- Rodents - Rats like to chew the bark of young trees, which can girdle and kill them in a short time. However, this is easily prevented by creating a cylindrical collar of wire mesh around the base of the trunk.
Young trees generally need staking to prevent them from blowing over in storms. A stout wooden or metal stake pounded into the ground on either side of the trunk (about one foot away) is generally sufficient. Attach the tree to the stakes with rubberized tree ties or use an old inner tube to prevent the ties from gouging into the bark.
In extremely hot climates, tree trunks need protection from the sun when they are young. In the past this was accomplished by painting the trunk white with a special paint, but now special tree wraps are available at garden centers for this purpose.
Trees become more cold-hardy as they age. For species planted near the edge of their cold hardiness zone, it is helpful to offer them some sort of protection on the coldest winter nights. This can be as simple as throwing an old sheet or tarp over the canopy, which will offer a degree or two of frost protection.
Anchoring the frost cover to the ground with stakes to prevent cold air from seeping in from below adds another couple degrees of protection. Stringing Christmas lights inside the covering adds even more warmth.
In northern climates it is customary to wrap tender species in burlap for the entire winter.
Trees that have adequate moisture and deep topsoil rarely suffer from serious pest or disease problems. And when they do, it's generally necessary to hire a licensed arborist to treat them, except in the case of very small trees.
To be healthy, a tree needs to be planted in an environment that it is suited to, in terms of sun exposure, climate and soil type. One thing to watch out for, however, is micronutrient deficiency, as this can leave a tree weak and vulnerable to pests and disease. Trees planted in good quality topsoil with ample organic matter rarely suffer from a lack of the primary nutrients - nitrogen, phosphorus and potassium - but certain trees have special requirements for other minerals, such as zinc, iron, boron, and manganese.
The deficiency generally shows up as discoloration or deformation of the leaves. It is possible to consult books to analyze the problem and figure out how to resolve it, but the the national network of cooperative extension service offices offers this service for free. They will also perform soil tests for a small fee and help pinpoint exactly the type and quantity of nutrients that are needed.
Pests and Disease
Trees coexist with pests and disease to a certain degree without causing long term harm. For example, aphids attack many trees, resulting in a sticky substance being secreted under the tree.
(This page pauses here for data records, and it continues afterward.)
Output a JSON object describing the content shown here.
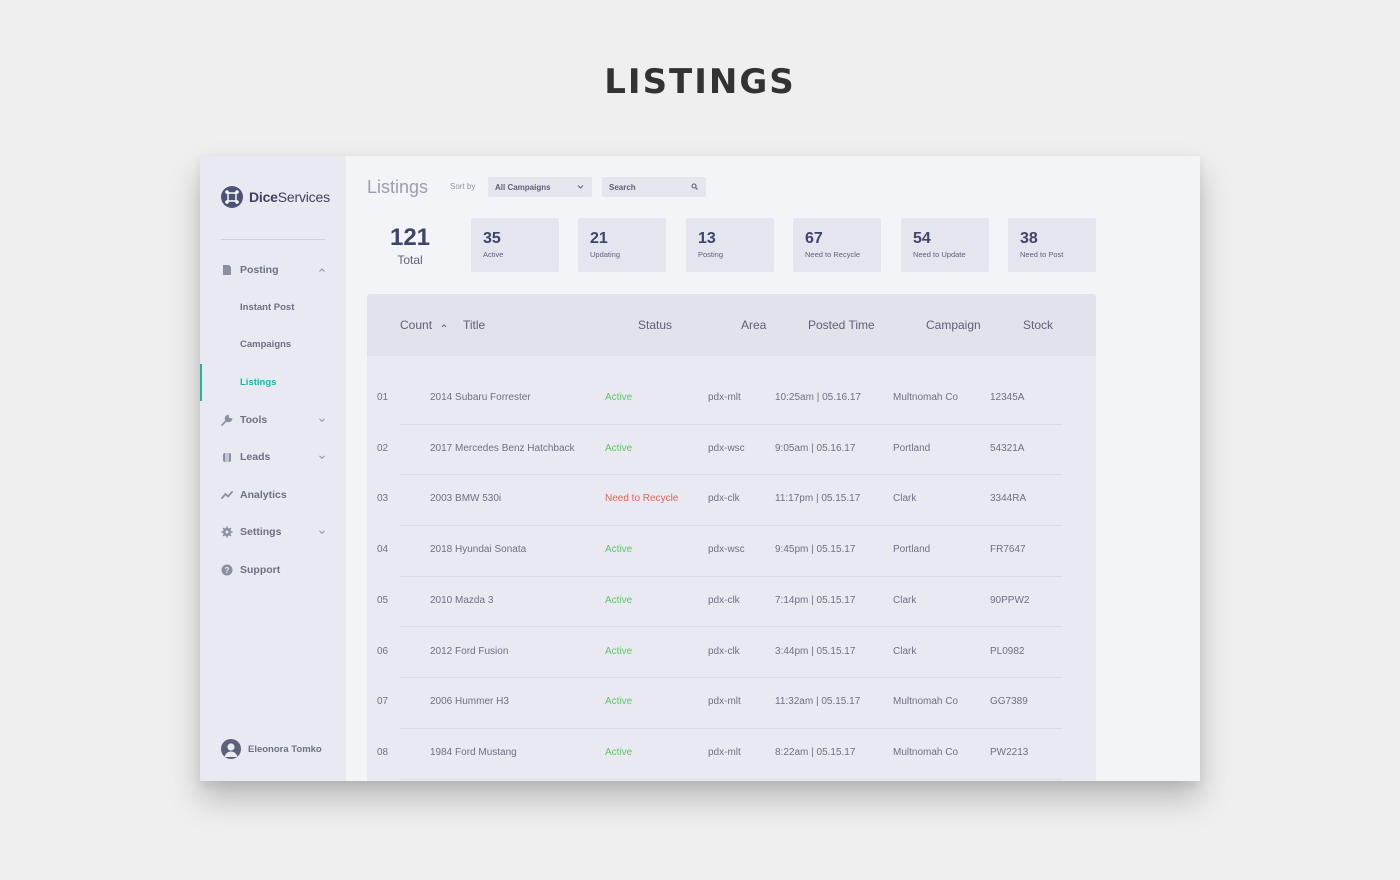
{
  "heading": "LISTINGS",
  "brand": {
    "name_bold": "Dice",
    "name_rest": "Services"
  },
  "sidebar": {
    "items": [
      {
        "label": "Posting",
        "icon": "posting-icon",
        "expanded": true
      },
      {
        "label": "Instant Post",
        "sub": true
      },
      {
        "label": "Campaigns",
        "sub": true
      },
      {
        "label": "Listings",
        "sub": true,
        "active": true
      },
      {
        "label": "Tools",
        "icon": "wrench-icon"
      },
      {
        "label": "Leads",
        "icon": "leads-icon"
      },
      {
        "label": "Analytics",
        "icon": "analytics-icon"
      },
      {
        "label": "Settings",
        "icon": "gear-icon"
      },
      {
        "label": "Support",
        "icon": "help-icon"
      }
    ],
    "user": "Eleonora Tomko"
  },
  "main": {
    "title": "Listings",
    "sort_label": "Sort by",
    "sort_value": "All Campaigns",
    "search_placeholder": "Search",
    "total": {
      "value": "121",
      "label": "Total"
    },
    "stats": [
      {
        "value": "35",
        "label": "Active"
      },
      {
        "value": "21",
        "label": "Updating"
      },
      {
        "value": "13",
        "label": "Posting"
      },
      {
        "value": "67",
        "label": "Need to Recycle"
      },
      {
        "value": "54",
        "label": "Need to Update"
      },
      {
        "value": "38",
        "label": "Need to Post"
      }
    ],
    "columns": [
      "Count",
      "Title",
      "Status",
      "Area",
      "Posted Time",
      "Campaign",
      "Stock"
    ],
    "rows": [
      {
        "count": "01",
        "title": "2014 Subaru Forrester",
        "status": "Active",
        "area": "pdx-mlt",
        "time": "10:25am  |  05.16.17",
        "campaign": "Multnomah Co",
        "stock": "12345A"
      },
      {
        "count": "02",
        "title": "2017 Mercedes Benz Hatchback",
        "status": "Active",
        "area": "pdx-wsc",
        "time": "9:05am  |  05.16.17",
        "campaign": "Portland",
        "stock": "54321A"
      },
      {
        "count": "03",
        "title": "2003 BMW 530i",
        "status": "Need to Recycle",
        "area": "pdx-clk",
        "time": "11:17pm  |  05.15.17",
        "campaign": "Clark",
        "stock": "3344RA"
      },
      {
        "count": "04",
        "title": "2018 Hyundai Sonata",
        "status": "Active",
        "area": "pdx-wsc",
        "time": "9:45pm  |  05.15.17",
        "campaign": "Portland",
        "stock": "FR7647"
      },
      {
        "count": "05",
        "title": "2010 Mazda 3",
        "status": "Active",
        "area": "pdx-clk",
        "time": "7:14pm  |  05.15.17",
        "campaign": "Clark",
        "stock": "90PPW2"
      },
      {
        "count": "06",
        "title": "2012 Ford Fusion",
        "status": "Active",
        "area": "pdx-clk",
        "time": "3:44pm  |  05.15.17",
        "campaign": "Clark",
        "stock": "PL0982"
      },
      {
        "count": "07",
        "title": "2006 Hummer H3",
        "status": "Active",
        "area": "pdx-mlt",
        "time": "11:32am  |  05.15.17",
        "campaign": "Multnomah Co",
        "stock": "GG7389"
      },
      {
        "count": "08",
        "title": "1984 Ford Mustang",
        "status": "Active",
        "area": "pdx-mlt",
        "time": "8:22am  |  05.15.17",
        "campaign": "Multnomah Co",
        "stock": "PW2213"
      }
    ]
  },
  "colors": {
    "accent": "#1fb3a3",
    "active": "#5ec46a",
    "recycle": "#e2625b",
    "brand": "#4d5279"
  }
}
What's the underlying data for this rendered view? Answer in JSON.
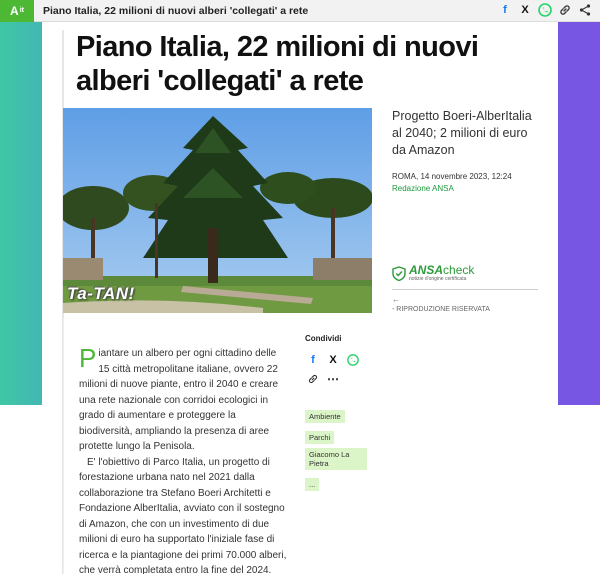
{
  "topbar": {
    "logo": "A",
    "logo_sup": "it",
    "title": "Piano Italia, 22 milioni di nuovi alberi 'collegati' a rete",
    "icons": [
      "facebook-icon",
      "x-icon",
      "whatsapp-icon",
      "link-icon",
      "share-icon"
    ]
  },
  "article": {
    "title": "Piano Italia, 22 milioni di nuovi alberi 'collegati' a rete",
    "subtitle": "Progetto Boeri-AlberItalia al 2040; 2 milioni di euro da Amazon",
    "location": "ROMA,",
    "date": "14 novembre 2023, 12:24",
    "author": "Redazione ANSA",
    "image_caption_overlay": "Ta-TAN!",
    "ansacheck_brand": "ANSA",
    "ansacheck_suffix": "check",
    "ansacheck_tagline": "notizie d'origine certificata",
    "back_arrow": "←",
    "rights": "- RIPRODUZIONE RISERVATA",
    "dropcap": "P",
    "paragraph1": "iantare un albero per ogni cittadino delle 15 città metropolitane italiane, ovvero 22 milioni di nuove piante, entro il 2040 e creare una rete nazionale con corridoi ecologici in grado di aumentare e proteggere la biodiversità, ampliando la presenza di aree protette lungo la Penisola.",
    "paragraph2": "E' l'obiettivo di Parco Italia, un progetto di forestazione urbana nato nel 2021 dalla collaborazione tra Stefano Boeri Architetti e Fondazione AlberItalia, avviato con il sostegno di Amazon, che con un investimento di due milioni di euro ha supportato l'iniziale fase di ricerca e la piantagione dei primi 70.000 alberi, che verrà completata entro la fine del 2024."
  },
  "share": {
    "label": "Condividi",
    "more": "⋯"
  },
  "tags": [
    "Ambiente",
    "Parchi",
    "Giacomo La Pietra",
    "..."
  ],
  "colors": {
    "brand_green": "#4cb833",
    "tag_bg": "#dcf5c8"
  }
}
The tree may be able to handle cyclical aphid infestations - it is more likely that the bigger problem will be the mess that they cause.
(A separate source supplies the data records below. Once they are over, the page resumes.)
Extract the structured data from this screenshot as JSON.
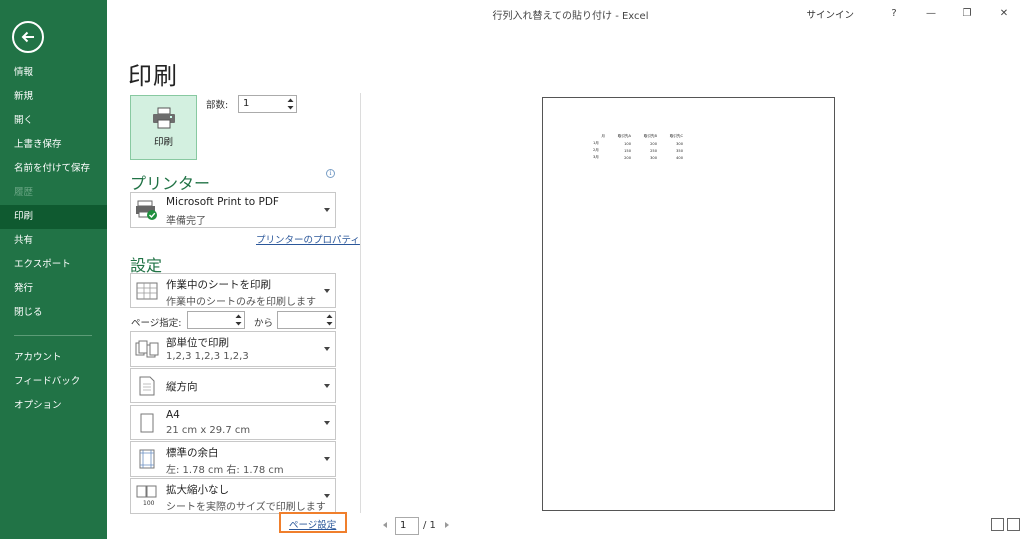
{
  "window": {
    "title": "行列入れ替えての貼り付け  -  Excel",
    "signin": "サインイン",
    "help": "?",
    "minimize": "—",
    "restore": "❐",
    "close": "✕"
  },
  "sidebar": {
    "items": [
      {
        "label": "情報"
      },
      {
        "label": "新規"
      },
      {
        "label": "開く"
      },
      {
        "label": "上書き保存"
      },
      {
        "label": "名前を付けて保存"
      },
      {
        "label": "履歴"
      },
      {
        "label": "印刷"
      },
      {
        "label": "共有"
      },
      {
        "label": "エクスポート"
      },
      {
        "label": "発行"
      },
      {
        "label": "閉じる"
      }
    ],
    "footer": [
      {
        "label": "アカウント"
      },
      {
        "label": "フィードバック"
      },
      {
        "label": "オプション"
      }
    ]
  },
  "print": {
    "page_title": "印刷",
    "print_button": "印刷",
    "copies_label": "部数:",
    "copies_value": "1",
    "printer_heading": "プリンター",
    "info_icon": "i",
    "printer_name": "Microsoft Print to PDF",
    "printer_status": "準備完了",
    "printer_properties": "プリンターのプロパティ",
    "settings_heading": "設定",
    "what_title": "作業中のシートを印刷",
    "what_sub": "作業中のシートのみを印刷します",
    "pages_label": "ページ指定:",
    "pages_to": "から",
    "collate_title": "部単位で印刷",
    "collate_sub": "1,2,3    1,2,3    1,2,3",
    "orientation": "縦方向",
    "paper_title": "A4",
    "paper_sub": "21 cm x 29.7 cm",
    "margins_title": "標準の余白",
    "margins_sub": "左:  1.78 cm    右:  1.78 cm",
    "scaling_title": "拡大縮小なし",
    "scaling_sub": "シートを実際のサイズで印刷します",
    "scaling_icon_text": "100",
    "page_setup": "ページ設定"
  },
  "preview": {
    "rows": [
      [
        "月",
        "取引先A",
        "取引先B",
        "取引先C"
      ],
      [
        "1月",
        "100",
        "200",
        "300"
      ],
      [
        "2月",
        "150",
        "250",
        "350"
      ],
      [
        "3月",
        "200",
        "300",
        "400"
      ]
    ],
    "current_page": "1",
    "total_pages": "/ 1"
  },
  "colors": {
    "sidebar": "#217346",
    "accent_green": "#217346",
    "highlight_orange": "#f07f2c",
    "link_blue": "#2b579a"
  }
}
Caterpillar infestations are also common on some trees, such as oaks. They may entirely defoliate a tree every few years, but this actually a natural cycle that is responsible for nutrient cycling and other aspects of maintaining the overall health of the tree.
Pests and Natural Cycles
For cosmetic reasons, spraying pesticides may seem like an attractive solution, but it usually best to leave the pests to their natural cycle, if at all possible, and instead focus on preventative measures that support the overall health of the tree, such as those listed above. If in doubt, contact a professional arborist for advice.
Practice Good Hygiene
One final note is to practice good hygiene with trees that are prone to pest and disease problems. Many fruit trees are prone to fungal invasions, for example, which can be lessened if the leaf letter and rotten fruit is cleaned up and disposed of each year. It's also a good idea to keep pruning equipment sterilized by dipping it in a 10 percent bleach solution.
Taking Care of Trees
Trees provide shade and food for people and wildlife, and have an intrinsic beauty in the landscape. They are largely self-sufficient once established but over the course of their lives, humans have an important role to play in giving them a little help to stay healthy.